##### Records for this task

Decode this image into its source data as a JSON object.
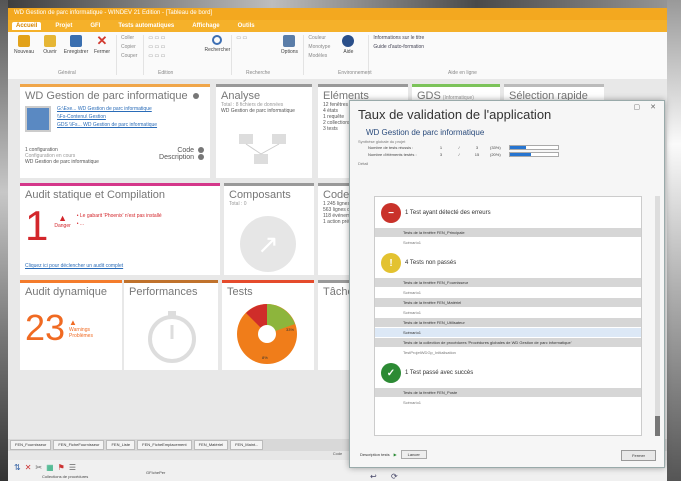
{
  "app": {
    "title": "WD Gestion de parc informatique - WINDEV 21 Edition - [Tableau de bord]",
    "menu_tabs": [
      "Accueil",
      "Projet",
      "GFI",
      "Tests automatiques",
      "Affichage",
      "Outils"
    ]
  },
  "ribbon": {
    "buttons": [
      {
        "label": "Nouveau",
        "icon": "new-document-icon",
        "color": "#e2a21a"
      },
      {
        "label": "Ouvrir",
        "icon": "folder-open-icon",
        "color": "#e6b635"
      },
      {
        "label": "Enregistrer",
        "icon": "save-icon",
        "color": "#3a6fb0"
      },
      {
        "label": "Fermer",
        "icon": "close-icon",
        "color": "#d23a2f"
      },
      {
        "label": "Rechercher",
        "icon": "search-icon",
        "color": "#3d6fb3"
      },
      {
        "label": "Options",
        "icon": "options-icon",
        "color": "#5a7da8"
      },
      {
        "label": "Aide",
        "icon": "help-icon",
        "color": "#2a4f8a"
      }
    ],
    "edit_group": [
      "Coller",
      "Copier",
      "Couper"
    ],
    "env_group": [
      "Couleur",
      "Monotype",
      "Modèles"
    ],
    "help_group": [
      "Informations sur le titre",
      "Guide d'auto-formation"
    ],
    "group_labels": [
      "Général",
      "Edition",
      "Recherche",
      "Environnement",
      "Aide en ligne"
    ]
  },
  "dashboard": {
    "project_tile": {
      "title": "WD Gestion de parc informatique",
      "links": [
        "G:\\Exe... WD Gestion de parc informatique",
        "\\\\Fs-Contenu\\ Gestion",
        "GDS \\\\Fs... WD Gestion de parc informatique"
      ],
      "config_label": "1 configuration",
      "config_sub": "Configuration en cours",
      "config_name": "WD Gestion de parc informatique",
      "code_label": "Code",
      "description_label": "Description"
    },
    "analyse_tile": {
      "title": "Analyse",
      "subtitle": "Total : 8 fichiers de données",
      "line": "WD Gestion de parc informatique"
    },
    "elements_tile": {
      "title": "Eléments",
      "lines": [
        "12 fenêtres",
        "4 états",
        "1 requête",
        "2 collections",
        "3 tests"
      ]
    },
    "gds_tile": {
      "title": "GDS",
      "subtitle": "(Informatique)"
    },
    "selection_tile": {
      "title": "Sélection rapide"
    },
    "audit_tile": {
      "title": "Audit statique et Compilation",
      "count": "1",
      "count_label": "Danger",
      "bullets": [
        "Le gabarit 'Phoenix' n'est pas installé",
        "..."
      ],
      "link": "Cliquez ici pour déclencher un audit complet"
    },
    "composants_tile": {
      "title": "Composants",
      "subtitle": "Total : 0"
    },
    "code_tile": {
      "title": "Code",
      "lines": [
        "1 245 lignes de code",
        "563 lignes de commentaires",
        "118 événements",
        "1 action prédéfinie"
      ]
    },
    "audit_dyn_tile": {
      "title": "Audit dynamique",
      "count": "23",
      "label": "Warnings",
      "sublabel": "Problèmes"
    },
    "perf_tile": {
      "title": "Performances"
    },
    "tests_tile": {
      "title": "Tests",
      "pass_label": "33%",
      "fail_label": "8%"
    },
    "taches_tile": {
      "title": "Tâches"
    }
  },
  "dialog": {
    "title": "Taux de validation de l'application",
    "subtitle": "WD Gestion de parc informatique",
    "section_summary": "Synthèse globale du projet",
    "rows": [
      {
        "label": "Nombre de tests réussis :",
        "a": "1",
        "sep": "/",
        "b": "3",
        "pct": "(33%)",
        "fill": 0.33
      },
      {
        "label": "Nombre d'éléments testés :",
        "a": "3",
        "sep": "/",
        "b": "15",
        "pct": "(20%)",
        "fill": 0.45
      }
    ],
    "section_detail": "Détail",
    "groups": [
      {
        "heading": "1 Test ayant détecté des erreurs",
        "icon": "error-icon",
        "color": "#c9322a",
        "items": [
          {
            "text": "Tests de la fenêtre FEN_Principale",
            "style": "gray"
          },
          {
            "text": "Scénario1",
            "style": "plain"
          }
        ]
      },
      {
        "heading": "4 Tests non passés",
        "icon": "warning-icon",
        "color": "#e3c230",
        "items": [
          {
            "text": "Tests de la fenêtre FEN_Fournisseur",
            "style": "gray"
          },
          {
            "text": "Scénario1",
            "style": "plain"
          },
          {
            "text": "Tests de la fenêtre FEN_Matériel",
            "style": "gray"
          },
          {
            "text": "Scénario1",
            "style": "plain"
          },
          {
            "text": "Tests de la fenêtre FEN_Utilisateur",
            "style": "gray"
          },
          {
            "text": "Scénario1",
            "style": "blue"
          },
          {
            "text": "Tests de la collection de procédures 'Procédures globales de WD Gestion de parc informatique'",
            "style": "gray"
          },
          {
            "text": "TestProjetWDGp_Initialisation",
            "style": "plain"
          }
        ]
      },
      {
        "heading": "1 Test passé avec succès",
        "icon": "success-icon",
        "color": "#2c8a34",
        "items": [
          {
            "text": "Tests de la fenêtre FEN_Poste",
            "style": "gray"
          },
          {
            "text": "Scénario1",
            "style": "plain"
          }
        ]
      }
    ],
    "footer_text": "Description tests",
    "footer_button": "Lancer",
    "close_button": "Fermer"
  },
  "doc_tabs": [
    "FEN_Fournisseur",
    "FEN_FicheFournisseur",
    "FEN_Liste",
    "FEN_FicheEmplacement",
    "FEN_Matériel",
    "FEN_Maint..."
  ],
  "status": {
    "center": "Code"
  },
  "bottom": {
    "label1": "Collections de procédures",
    "label2": "GFIchePer"
  }
}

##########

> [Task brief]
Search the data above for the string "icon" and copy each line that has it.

> [Result for this task]
        "icon": "new-document-icon",
        "icon": "folder-open-icon",
        "icon": "save-icon",
        "icon": "close-icon",
        "icon": "search-icon",
        "icon": "options-icon",
        "icon": "help-icon",
        "icon": "error-icon",
        "icon": "warning-icon",
        "icon": "success-icon",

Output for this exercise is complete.